Plaintiff seeks back pay, an injunction, attorney's fees and costs on her Title VII and § 213.055 claims. Because plaintiff was not constructively discharged, she is not entitled to back pay. The DOC will be enjoined from discriminating on the basis of sex. Plaintiff may file a motion for attorney's fees and costs.
Accordingly, it is ORDERED that:
1) defendant Dearixon's Motion for Judgment as a Matter of Law is granted;
2) in the alternative, defendant Dearixon's Motion for New Trial is granted;
3) defendant Dearixon's Motion for Remittitur is denied as moot;
4) defendant Williams' Motion for Judgment as a Matter of Law is granted in part and denied in part, and the award by the jury of $65,800 to plaintiff for constructive discharge is vacated;
5) in the alternative, defendant Williams' Motion for New Trial is granted in part and denied in part;
6) defendant Williams' Motion for Remittitur is denied;
7) plaintiff's claims against defendants Moore, Carmichael, Adams, Vance, Oetting, Dearixon and Williams in their individual capacities pursuant to Title VII and § 213.055 are dismissed with prejudice;
8) judgment is granted in favor of plaintiff on her Title VII and § 213.055 claims for discrimination on the basis of sex affecting the terms and conditions of plaintiff's employment;
9) judgment is granted in favor of defendants on plaintiff's Title VII and § 213.055 claims for hostile environment and constructive discharge;
10) the Department of Corrections is enjoined from discriminating against its employees on the basis of sex. The Department of Corrections shall immediately post in the manner described below the following notice:

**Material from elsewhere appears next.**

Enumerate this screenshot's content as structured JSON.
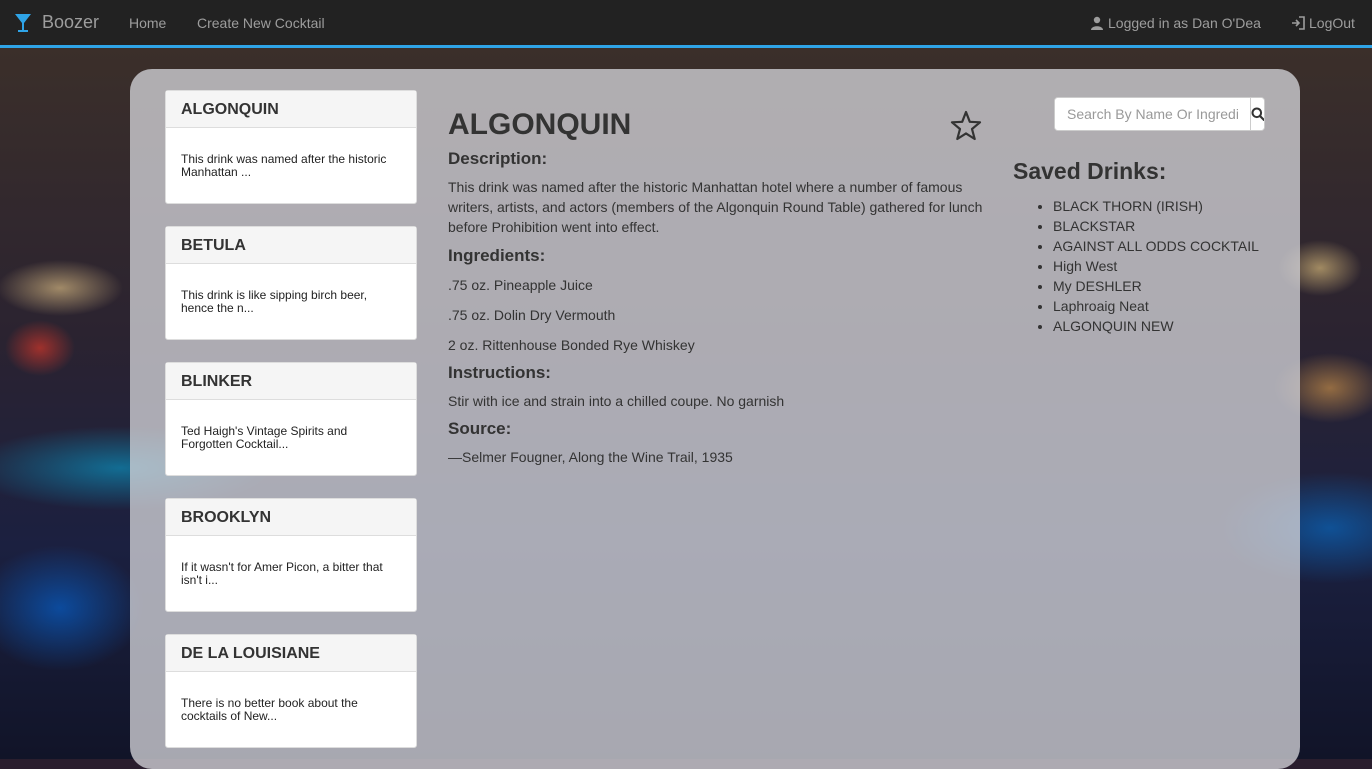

NOTICE OF POLICY PROHIBITING SEXUAL DISCRIMINATION
The Department of Corrections does not discriminate against employees or applicants for employment on the basis of sex. The Department of Corrections will not tolerate harassment or different treatment because of sex by its supervisors or other employees. If you believe that you have been treated differently because of your sex, you should report the circumstances in writing to the Department of Corrections making reference in your complaint to this Notice.
The Department of Corrections shall post this notice in a prominent place in all of its facilities in every area where employees regularly congregate and on every bulletin board or other location where Department of Corrections' employment opportunities are advertised. The Department of Corrections shall keep a record of all complaints received *1152 making reference to this Notice, including the time the complaint was received, the name of the complainant and the disposition of the complaint;
11) plaintiff's Motion for Pre-Judgment Interest is denied; and
12) plaintiff's Motion to Conform Verdict or, Alternatively, for Additur is denied;
13) within 30 days from the date of this order, plaintiff may file a motion for attorney's fees;
14) within 45 days from the date of this order, defendant may file suggestions in opposition to plaintiff's motion for attorney's fees; and
15) within 60 days from the date of this order, plaintiff may file reply suggestions in support of her motion for attorney's fees.